### Problem statement
Please report how many lines in the records below contain the word "formulas", and give nothing else.

(Dataset rows for apps and sites)
------------------------------------

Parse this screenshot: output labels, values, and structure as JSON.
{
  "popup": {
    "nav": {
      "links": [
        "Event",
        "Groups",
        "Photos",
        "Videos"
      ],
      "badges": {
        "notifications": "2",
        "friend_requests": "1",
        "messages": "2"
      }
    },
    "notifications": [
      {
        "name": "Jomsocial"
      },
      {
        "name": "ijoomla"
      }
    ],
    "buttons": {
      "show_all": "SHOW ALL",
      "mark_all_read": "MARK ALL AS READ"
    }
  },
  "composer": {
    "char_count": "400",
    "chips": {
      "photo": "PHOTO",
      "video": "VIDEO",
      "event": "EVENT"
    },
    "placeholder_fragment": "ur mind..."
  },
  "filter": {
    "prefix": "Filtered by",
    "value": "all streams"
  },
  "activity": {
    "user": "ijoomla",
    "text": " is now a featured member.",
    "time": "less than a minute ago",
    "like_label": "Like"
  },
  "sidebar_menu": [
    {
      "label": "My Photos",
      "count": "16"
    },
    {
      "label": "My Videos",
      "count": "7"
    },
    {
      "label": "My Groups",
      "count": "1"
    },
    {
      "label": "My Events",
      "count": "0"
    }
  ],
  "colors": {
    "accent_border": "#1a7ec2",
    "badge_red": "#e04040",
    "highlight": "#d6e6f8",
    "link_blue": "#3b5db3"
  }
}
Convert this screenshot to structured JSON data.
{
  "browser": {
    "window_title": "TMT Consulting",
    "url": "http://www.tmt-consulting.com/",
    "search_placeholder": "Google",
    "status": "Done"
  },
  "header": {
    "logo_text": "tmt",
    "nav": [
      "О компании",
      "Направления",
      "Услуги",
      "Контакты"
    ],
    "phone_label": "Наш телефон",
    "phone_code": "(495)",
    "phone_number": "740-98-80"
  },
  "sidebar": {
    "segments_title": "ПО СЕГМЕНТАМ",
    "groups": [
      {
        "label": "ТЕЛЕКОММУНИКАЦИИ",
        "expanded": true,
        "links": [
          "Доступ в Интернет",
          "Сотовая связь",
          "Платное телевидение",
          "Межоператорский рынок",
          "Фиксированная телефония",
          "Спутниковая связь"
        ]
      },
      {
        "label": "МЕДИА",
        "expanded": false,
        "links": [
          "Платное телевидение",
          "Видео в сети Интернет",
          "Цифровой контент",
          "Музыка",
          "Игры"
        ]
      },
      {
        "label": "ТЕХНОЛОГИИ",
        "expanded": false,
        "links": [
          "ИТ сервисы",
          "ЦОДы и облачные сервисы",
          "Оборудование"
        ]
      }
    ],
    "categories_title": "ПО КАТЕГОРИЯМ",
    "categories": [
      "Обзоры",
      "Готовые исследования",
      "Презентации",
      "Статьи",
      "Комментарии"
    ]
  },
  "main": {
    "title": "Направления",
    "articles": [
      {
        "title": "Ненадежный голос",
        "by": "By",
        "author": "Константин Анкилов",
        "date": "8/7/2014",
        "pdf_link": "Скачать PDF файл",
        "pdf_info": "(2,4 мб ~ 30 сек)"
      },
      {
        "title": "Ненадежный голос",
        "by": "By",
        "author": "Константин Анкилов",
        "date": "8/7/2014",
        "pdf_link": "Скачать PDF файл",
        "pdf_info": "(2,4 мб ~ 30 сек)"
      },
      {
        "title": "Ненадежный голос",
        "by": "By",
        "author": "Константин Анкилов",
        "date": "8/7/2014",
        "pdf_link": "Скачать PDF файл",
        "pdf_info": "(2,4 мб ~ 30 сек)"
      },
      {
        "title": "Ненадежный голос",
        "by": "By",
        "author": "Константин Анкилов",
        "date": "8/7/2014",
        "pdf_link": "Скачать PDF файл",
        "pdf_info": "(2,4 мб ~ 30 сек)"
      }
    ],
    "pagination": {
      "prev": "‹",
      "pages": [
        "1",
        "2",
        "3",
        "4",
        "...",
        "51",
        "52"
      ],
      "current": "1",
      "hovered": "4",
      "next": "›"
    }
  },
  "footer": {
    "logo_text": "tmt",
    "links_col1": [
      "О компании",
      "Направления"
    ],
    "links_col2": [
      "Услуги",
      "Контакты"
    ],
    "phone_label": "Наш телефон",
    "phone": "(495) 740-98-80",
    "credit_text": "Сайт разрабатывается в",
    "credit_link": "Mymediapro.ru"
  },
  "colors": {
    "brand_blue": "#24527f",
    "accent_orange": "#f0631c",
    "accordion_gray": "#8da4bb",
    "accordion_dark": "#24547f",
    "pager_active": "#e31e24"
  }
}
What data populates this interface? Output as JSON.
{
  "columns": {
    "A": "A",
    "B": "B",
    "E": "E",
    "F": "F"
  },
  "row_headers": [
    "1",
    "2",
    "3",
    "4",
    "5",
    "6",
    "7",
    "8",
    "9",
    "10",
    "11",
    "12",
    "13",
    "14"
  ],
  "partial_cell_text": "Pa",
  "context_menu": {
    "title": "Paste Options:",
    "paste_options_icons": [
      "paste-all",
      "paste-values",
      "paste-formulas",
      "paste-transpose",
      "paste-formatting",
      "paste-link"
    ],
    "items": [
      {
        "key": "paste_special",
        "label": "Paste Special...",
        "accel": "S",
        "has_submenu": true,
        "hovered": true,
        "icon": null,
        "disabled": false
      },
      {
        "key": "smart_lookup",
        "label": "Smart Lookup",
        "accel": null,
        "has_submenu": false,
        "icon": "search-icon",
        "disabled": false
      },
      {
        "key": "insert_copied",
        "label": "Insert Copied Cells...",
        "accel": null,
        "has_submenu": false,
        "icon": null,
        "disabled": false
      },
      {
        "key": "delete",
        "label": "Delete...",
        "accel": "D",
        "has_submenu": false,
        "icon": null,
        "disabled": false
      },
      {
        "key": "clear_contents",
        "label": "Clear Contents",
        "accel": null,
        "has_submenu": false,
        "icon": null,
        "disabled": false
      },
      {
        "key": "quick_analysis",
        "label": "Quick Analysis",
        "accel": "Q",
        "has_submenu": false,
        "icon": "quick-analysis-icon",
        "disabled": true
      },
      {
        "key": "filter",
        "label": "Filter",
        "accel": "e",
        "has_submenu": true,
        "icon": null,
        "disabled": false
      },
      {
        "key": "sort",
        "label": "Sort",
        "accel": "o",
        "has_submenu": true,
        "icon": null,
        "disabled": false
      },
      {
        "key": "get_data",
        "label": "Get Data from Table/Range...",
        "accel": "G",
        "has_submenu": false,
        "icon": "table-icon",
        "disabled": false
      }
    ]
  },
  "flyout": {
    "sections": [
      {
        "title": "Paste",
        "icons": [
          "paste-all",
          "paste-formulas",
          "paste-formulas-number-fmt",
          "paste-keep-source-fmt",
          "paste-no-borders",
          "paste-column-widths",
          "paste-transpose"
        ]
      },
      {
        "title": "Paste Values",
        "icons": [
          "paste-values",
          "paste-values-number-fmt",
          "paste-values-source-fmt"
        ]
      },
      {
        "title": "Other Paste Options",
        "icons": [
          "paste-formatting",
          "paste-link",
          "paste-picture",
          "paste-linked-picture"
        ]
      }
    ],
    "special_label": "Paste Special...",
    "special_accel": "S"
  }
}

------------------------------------

### Your solution
3